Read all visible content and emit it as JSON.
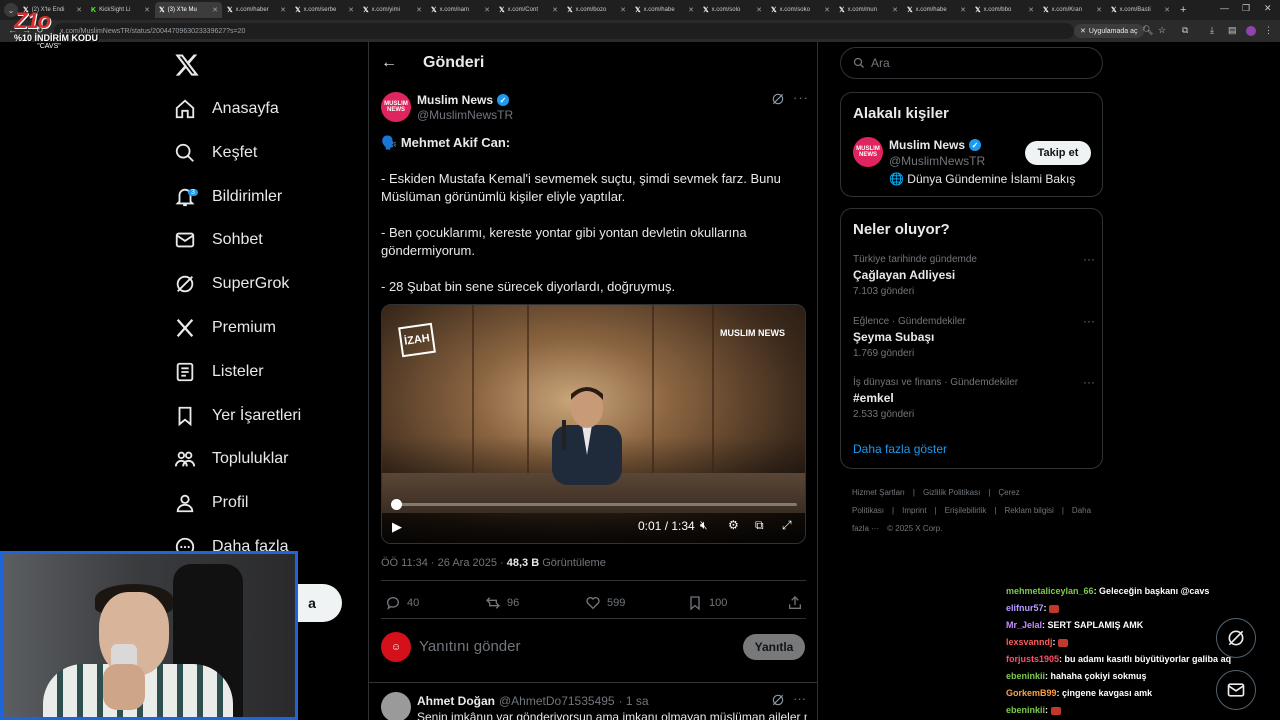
{
  "browser": {
    "tabs": [
      {
        "label": "(2) X'te Endi",
        "icon": "x-icon"
      },
      {
        "label": "KickSight Li",
        "icon": "kick-icon"
      },
      {
        "label": "(3) X'te Mu",
        "icon": "x-icon",
        "active": true
      },
      {
        "label": "x.com/haber",
        "icon": "x-icon"
      },
      {
        "label": "x.com/serbe",
        "icon": "x-icon"
      },
      {
        "label": "x.com/yimi",
        "icon": "x-icon"
      },
      {
        "label": "x.com/nam",
        "icon": "x-icon"
      },
      {
        "label": "x.com/Cont",
        "icon": "x-icon"
      },
      {
        "label": "x.com/bozo",
        "icon": "x-icon"
      },
      {
        "label": "x.com/habe",
        "icon": "x-icon"
      },
      {
        "label": "x.com/solo",
        "icon": "x-icon"
      },
      {
        "label": "x.com/soko",
        "icon": "x-icon"
      },
      {
        "label": "x.com/mun",
        "icon": "x-icon"
      },
      {
        "label": "x.com/habe",
        "icon": "x-icon"
      },
      {
        "label": "x.com/bbo",
        "icon": "x-icon"
      },
      {
        "label": "x.com/Kran",
        "icon": "x-icon"
      },
      {
        "label": "x.com/Basti",
        "icon": "x-icon"
      }
    ],
    "url": "x.com/MuslimNewsTR/status/2004470963023339627?s=20",
    "open_app": "Uygulamada aç"
  },
  "overlay": {
    "logo": "Z1o",
    "promo_line1": "%10 İNDİRİM KODU",
    "promo_line2": "\"CAVS\""
  },
  "nav": {
    "items": [
      {
        "label": "Anasayfa",
        "icon": "home-icon"
      },
      {
        "label": "Keşfet",
        "icon": "search-icon"
      },
      {
        "label": "Bildirimler",
        "icon": "bell-icon",
        "badge": "3"
      },
      {
        "label": "Sohbet",
        "icon": "mail-icon"
      },
      {
        "label": "SuperGrok",
        "icon": "grok-icon"
      },
      {
        "label": "Premium",
        "icon": "x-icon"
      },
      {
        "label": "Listeler",
        "icon": "list-icon"
      },
      {
        "label": "Yer İşaretleri",
        "icon": "bookmark-icon"
      },
      {
        "label": "Topluluklar",
        "icon": "community-icon"
      },
      {
        "label": "Profil",
        "icon": "profile-icon"
      },
      {
        "label": "Daha fazla",
        "icon": "more-circle-icon"
      }
    ],
    "post_button": "a"
  },
  "main": {
    "header_title": "Gönderi",
    "post": {
      "author_name": "Muslim News",
      "author_handle": "@MuslimNewsTR",
      "avatar_text": "MUSLIM NEWS",
      "title_emoji": "🗣️",
      "title": "Mehmet Akif Can:",
      "paragraphs": [
        "- Eskiden Mustafa Kemal'i sevmemek suçtu, şimdi sevmek farz. Bunu Müslüman görünümlü kişiler eliyle yaptılar.",
        "- Ben çocuklarımı, kereste yontar gibi yontan devletin okullarına göndermiyorum.",
        "- 28 Şubat bin sene sürecek diyorlardı, doğruymuş."
      ],
      "video": {
        "brand_left": "İZAH",
        "brand_right": "MUSLIM NEWS",
        "current_time": "0:01",
        "duration": "1:34",
        "progress": 0.011
      },
      "timestamp": "ÖÖ 11:34 · 26 Ara 2025 · ",
      "views": "48,3 B",
      "views_label": " Görüntüleme",
      "replies": "40",
      "reposts": "96",
      "likes": "599",
      "bookmarks": "100"
    },
    "reply_placeholder": "Yanıtını gönder",
    "reply_button": "Yanıtla",
    "next_reply": {
      "name": "Ahmet Doğan",
      "handle": "@AhmetDo71535495",
      "time": "· 1 sa",
      "text": "Senin imkânın var gönderiyorsun ama imkanı olmayan müslüman aileler ne"
    }
  },
  "right": {
    "search_placeholder": "Ara",
    "related": {
      "title": "Alakalı kişiler",
      "name": "Muslim News",
      "handle": "@MuslimNewsTR",
      "bio": "🌐 Dünya Gündemine İslami Bakış",
      "follow": "Takip et"
    },
    "trends": {
      "title": "Neler oluyor?",
      "items": [
        {
          "meta": "Türkiye tarihinde gündemde",
          "name": "Çağlayan Adliyesi",
          "count": "7.103 gönderi"
        },
        {
          "meta": "Eğlence · Gündemdekiler",
          "name": "Şeyma Subaşı",
          "count": "1.769 gönderi"
        },
        {
          "meta": "İş dünyası ve finans · Gündemdekiler",
          "name": "#emkel",
          "count": "2.533 gönderi"
        }
      ],
      "show_more": "Daha fazla göster"
    },
    "footer": [
      "Hizmet Şartları",
      "|",
      "Gizlilik Politikası",
      "|",
      "Çerez Politikası",
      "|",
      "Imprint",
      "|",
      "Erişilebilirlik",
      "|",
      "Reklam bilgisi",
      "|",
      "Daha fazla ···",
      "© 2025 X Corp."
    ]
  },
  "chat": [
    {
      "user": "mehmetaliceylan_66",
      "color": "#7ec850",
      "msg": ": Geleceğin başkanı @cavs"
    },
    {
      "user": "elifnur57",
      "color": "#b49cff",
      "msg": ": ",
      "emote": true
    },
    {
      "user": "Mr_Jelal",
      "color": "#c88cff",
      "msg": ": SERT SAPLAMIŞ AMK"
    },
    {
      "user": "lexsvanndj",
      "color": "#ff5b5b",
      "msg": ": ",
      "emote": true
    },
    {
      "user": "forjusts1905",
      "color": "#ff4d6d",
      "msg": ": bu adamı kasıtlı büyütüyorlar galiba aq"
    },
    {
      "user": "ebeninkii",
      "color": "#7ec850",
      "msg": ": hahaha çokiyi sokmuş"
    },
    {
      "user": "GorkemB99",
      "color": "#ff9f43",
      "msg": ": çingene kavgası amk"
    },
    {
      "user": "ebeninkii",
      "color": "#7ec850",
      "msg": ": ",
      "emote": true
    }
  ]
}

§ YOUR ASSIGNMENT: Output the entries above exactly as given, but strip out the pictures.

§ WRITTEN SOLUTION:
Read all visible content and emit it as JSON.
{
  "browser": {
    "tabs": [
      {
        "label": "(2) X'te Endi",
        "icon": "x-icon"
      },
      {
        "label": "KickSight Li",
        "icon": "kick-icon"
      },
      {
        "label": "(3) X'te Mu",
        "icon": "x-icon",
        "active": true
      },
      {
        "label": "x.com/haber",
        "icon": "x-icon"
      },
      {
        "label": "x.com/serbe",
        "icon": "x-icon"
      },
      {
        "label": "x.com/yimi",
        "icon": "x-icon"
      },
      {
        "label": "x.com/nam",
        "icon": "x-icon"
      },
      {
        "label": "x.com/Cont",
        "icon": "x-icon"
      },
      {
        "label": "x.com/bozo",
        "icon": "x-icon"
      },
      {
        "label": "x.com/habe",
        "icon": "x-icon"
      },
      {
        "label": "x.com/solo",
        "icon": "x-icon"
      },
      {
        "label": "x.com/soko",
        "icon": "x-icon"
      },
      {
        "label": "x.com/mun",
        "icon": "x-icon"
      },
      {
        "label": "x.com/habe",
        "icon": "x-icon"
      },
      {
        "label": "x.com/bbo",
        "icon": "x-icon"
      },
      {
        "label": "x.com/Kran",
        "icon": "x-icon"
      },
      {
        "label": "x.com/Basti",
        "icon": "x-icon"
      }
    ],
    "url": "x.com/MuslimNewsTR/status/2004470963023339627?s=20",
    "open_app": "Uygulamada aç"
  },
  "overlay": {
    "logo": "Z1o",
    "promo_line1": "%10 İNDİRİM KODU",
    "promo_line2": "\"CAVS\""
  },
  "nav": {
    "items": [
      {
        "label": "Anasayfa",
        "icon": "home-icon"
      },
      {
        "label": "Keşfet",
        "icon": "search-icon"
      },
      {
        "label": "Bildirimler",
        "icon": "bell-icon",
        "badge": "3"
      },
      {
        "label": "Sohbet",
        "icon": "mail-icon"
      },
      {
        "label": "SuperGrok",
        "icon": "grok-icon"
      },
      {
        "label": "Premium",
        "icon": "x-icon"
      },
      {
        "label": "Listeler",
        "icon": "list-icon"
      },
      {
        "label": "Yer İşaretleri",
        "icon": "bookmark-icon"
      },
      {
        "label": "Topluluklar",
        "icon": "community-icon"
      },
      {
        "label": "Profil",
        "icon": "profile-icon"
      },
      {
        "label": "Daha fazla",
        "icon": "more-circle-icon"
      }
    ],
    "post_button": "a"
  },
  "main": {
    "header_title": "Gönderi",
    "post": {
      "author_name": "Muslim News",
      "author_handle": "@MuslimNewsTR",
      "avatar_text": "MUSLIM NEWS",
      "title_emoji": "🗣️",
      "title": "Mehmet Akif Can:",
      "paragraphs": [
        "- Eskiden Mustafa Kemal'i sevmemek suçtu, şimdi sevmek farz. Bunu Müslüman görünümlü kişiler eliyle yaptılar.",
        "- Ben çocuklarımı, kereste yontar gibi yontan devletin okullarına göndermiyorum.",
        "- 28 Şubat bin sene sürecek diyorlardı, doğruymuş."
      ],
      "video": {
        "brand_left": "İZAH",
        "brand_right": "MUSLIM NEWS",
        "current_time": "0:01",
        "duration": "1:34",
        "progress": 0.011
      },
      "timestamp": "ÖÖ 11:34 · 26 Ara 2025 · ",
      "views": "48,3 B",
      "views_label": " Görüntüleme",
      "replies": "40",
      "reposts": "96",
      "likes": "599",
      "bookmarks": "100"
    },
    "reply_placeholder": "Yanıtını gönder",
    "reply_button": "Yanıtla",
    "next_reply": {
      "name": "Ahmet Doğan",
      "handle": "@AhmetDo71535495",
      "time": "· 1 sa",
      "text": "Senin imkânın var gönderiyorsun ama imkanı olmayan müslüman aileler ne"
    }
  },
  "right": {
    "search_placeholder": "Ara",
    "related": {
      "title": "Alakalı kişiler",
      "name": "Muslim News",
      "handle": "@MuslimNewsTR",
      "bio": "🌐 Dünya Gündemine İslami Bakış",
      "follow": "Takip et"
    },
    "trends": {
      "title": "Neler oluyor?",
      "items": [
        {
          "meta": "Türkiye tarihinde gündemde",
          "name": "Çağlayan Adliyesi",
          "count": "7.103 gönderi"
        },
        {
          "meta": "Eğlence · Gündemdekiler",
          "name": "Şeyma Subaşı",
          "count": "1.769 gönderi"
        },
        {
          "meta": "İş dünyası ve finans · Gündemdekiler",
          "name": "#emkel",
          "count": "2.533 gönderi"
        }
      ],
      "show_more": "Daha fazla göster"
    },
    "footer": [
      "Hizmet Şartları",
      "|",
      "Gizlilik Politikası",
      "|",
      "Çerez Politikası",
      "|",
      "Imprint",
      "|",
      "Erişilebilirlik",
      "|",
      "Reklam bilgisi",
      "|",
      "Daha fazla ···",
      "© 2025 X Corp."
    ]
  },
  "chat": [
    {
      "user": "mehmetaliceylan_66",
      "color": "#7ec850",
      "msg": ": Geleceğin başkanı @cavs"
    },
    {
      "user": "elifnur57",
      "color": "#b49cff",
      "msg": ": ",
      "emote": true
    },
    {
      "user": "Mr_Jelal",
      "color": "#c88cff",
      "msg": ": SERT SAPLAMIŞ AMK"
    },
    {
      "user": "lexsvanndj",
      "color": "#ff5b5b",
      "msg": ": ",
      "emote": true
    },
    {
      "user": "forjusts1905",
      "color": "#ff4d6d",
      "msg": ": bu adamı kasıtlı büyütüyorlar galiba aq"
    },
    {
      "user": "ebeninkii",
      "color": "#7ec850",
      "msg": ": hahaha çokiyi sokmuş"
    },
    {
      "user": "GorkemB99",
      "color": "#ff9f43",
      "msg": ": çingene kavgası amk"
    },
    {
      "user": "ebeninkii",
      "color": "#7ec850",
      "msg": ": ",
      "emote": true
    }
  ]
}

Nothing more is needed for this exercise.